### TASK MATERIAL ###

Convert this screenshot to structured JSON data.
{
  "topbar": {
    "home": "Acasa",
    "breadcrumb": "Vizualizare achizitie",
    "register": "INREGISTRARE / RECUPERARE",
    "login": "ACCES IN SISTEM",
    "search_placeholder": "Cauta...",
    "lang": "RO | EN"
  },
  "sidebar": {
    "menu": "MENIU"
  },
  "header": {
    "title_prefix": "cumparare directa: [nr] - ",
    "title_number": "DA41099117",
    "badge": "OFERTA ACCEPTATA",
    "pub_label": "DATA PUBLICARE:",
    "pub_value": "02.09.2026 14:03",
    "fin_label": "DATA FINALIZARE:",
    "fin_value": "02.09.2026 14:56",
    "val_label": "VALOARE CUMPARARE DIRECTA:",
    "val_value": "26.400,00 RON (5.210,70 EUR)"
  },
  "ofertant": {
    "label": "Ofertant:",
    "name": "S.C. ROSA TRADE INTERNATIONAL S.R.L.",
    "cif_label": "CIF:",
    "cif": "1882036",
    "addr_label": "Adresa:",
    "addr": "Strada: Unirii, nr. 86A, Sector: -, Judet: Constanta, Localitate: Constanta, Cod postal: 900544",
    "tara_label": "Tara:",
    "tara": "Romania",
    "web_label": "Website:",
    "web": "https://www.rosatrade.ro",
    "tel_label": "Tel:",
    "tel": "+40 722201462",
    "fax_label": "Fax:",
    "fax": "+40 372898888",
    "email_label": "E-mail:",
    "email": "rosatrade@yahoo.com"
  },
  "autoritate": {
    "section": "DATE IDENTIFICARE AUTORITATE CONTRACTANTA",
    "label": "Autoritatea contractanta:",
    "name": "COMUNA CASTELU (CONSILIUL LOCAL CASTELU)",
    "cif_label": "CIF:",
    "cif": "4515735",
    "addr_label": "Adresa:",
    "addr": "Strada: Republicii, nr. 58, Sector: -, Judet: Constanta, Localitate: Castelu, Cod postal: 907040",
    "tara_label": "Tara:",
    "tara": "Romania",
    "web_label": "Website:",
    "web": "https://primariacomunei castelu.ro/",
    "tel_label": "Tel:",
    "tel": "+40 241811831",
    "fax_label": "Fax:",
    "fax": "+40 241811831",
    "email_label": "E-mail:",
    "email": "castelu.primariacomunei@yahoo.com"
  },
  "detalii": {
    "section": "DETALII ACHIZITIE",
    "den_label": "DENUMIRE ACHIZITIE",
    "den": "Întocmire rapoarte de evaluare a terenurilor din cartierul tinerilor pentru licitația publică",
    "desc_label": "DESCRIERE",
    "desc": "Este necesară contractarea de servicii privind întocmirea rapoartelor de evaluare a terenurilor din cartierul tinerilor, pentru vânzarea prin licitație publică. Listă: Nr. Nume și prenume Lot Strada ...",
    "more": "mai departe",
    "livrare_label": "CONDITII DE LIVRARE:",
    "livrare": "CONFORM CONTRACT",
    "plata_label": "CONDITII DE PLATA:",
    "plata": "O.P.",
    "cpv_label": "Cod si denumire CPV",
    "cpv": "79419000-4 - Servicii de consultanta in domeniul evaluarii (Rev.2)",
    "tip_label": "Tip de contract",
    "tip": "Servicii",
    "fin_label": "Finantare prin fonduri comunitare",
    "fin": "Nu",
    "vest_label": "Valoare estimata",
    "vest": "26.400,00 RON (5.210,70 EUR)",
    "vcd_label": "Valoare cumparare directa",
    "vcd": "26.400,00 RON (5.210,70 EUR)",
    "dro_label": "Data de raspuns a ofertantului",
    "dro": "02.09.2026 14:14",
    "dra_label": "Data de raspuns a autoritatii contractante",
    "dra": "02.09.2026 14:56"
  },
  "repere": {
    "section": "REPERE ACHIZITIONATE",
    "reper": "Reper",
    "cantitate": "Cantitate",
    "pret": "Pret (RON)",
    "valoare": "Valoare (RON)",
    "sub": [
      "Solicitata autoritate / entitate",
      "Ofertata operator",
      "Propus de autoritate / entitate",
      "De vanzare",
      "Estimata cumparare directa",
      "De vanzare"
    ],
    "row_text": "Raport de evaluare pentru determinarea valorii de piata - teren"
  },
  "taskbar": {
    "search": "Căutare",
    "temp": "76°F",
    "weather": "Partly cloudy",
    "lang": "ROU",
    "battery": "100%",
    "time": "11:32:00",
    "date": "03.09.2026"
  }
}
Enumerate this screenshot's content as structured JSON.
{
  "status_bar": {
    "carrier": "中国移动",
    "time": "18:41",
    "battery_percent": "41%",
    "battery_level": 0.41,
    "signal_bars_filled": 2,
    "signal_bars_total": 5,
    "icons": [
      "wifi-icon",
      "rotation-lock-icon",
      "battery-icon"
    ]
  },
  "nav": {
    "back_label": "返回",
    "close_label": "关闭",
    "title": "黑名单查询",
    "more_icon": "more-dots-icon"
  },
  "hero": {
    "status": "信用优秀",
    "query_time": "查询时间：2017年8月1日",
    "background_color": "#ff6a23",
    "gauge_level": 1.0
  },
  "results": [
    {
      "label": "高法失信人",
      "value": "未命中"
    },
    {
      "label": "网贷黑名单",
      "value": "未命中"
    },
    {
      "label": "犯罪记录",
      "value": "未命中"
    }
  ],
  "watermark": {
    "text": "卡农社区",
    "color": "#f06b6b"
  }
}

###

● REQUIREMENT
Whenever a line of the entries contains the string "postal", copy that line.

● OUTPUT BELOW
    "addr": "Strada: Unirii, nr. 86A, Sector: -, Judet: Constanta, Localitate: Constanta, Cod postal: 900544",
    "addr": "Strada: Republicii, nr. 58, Sector: -, Judet: Constanta, Localitate: Castelu, Cod postal: 907040",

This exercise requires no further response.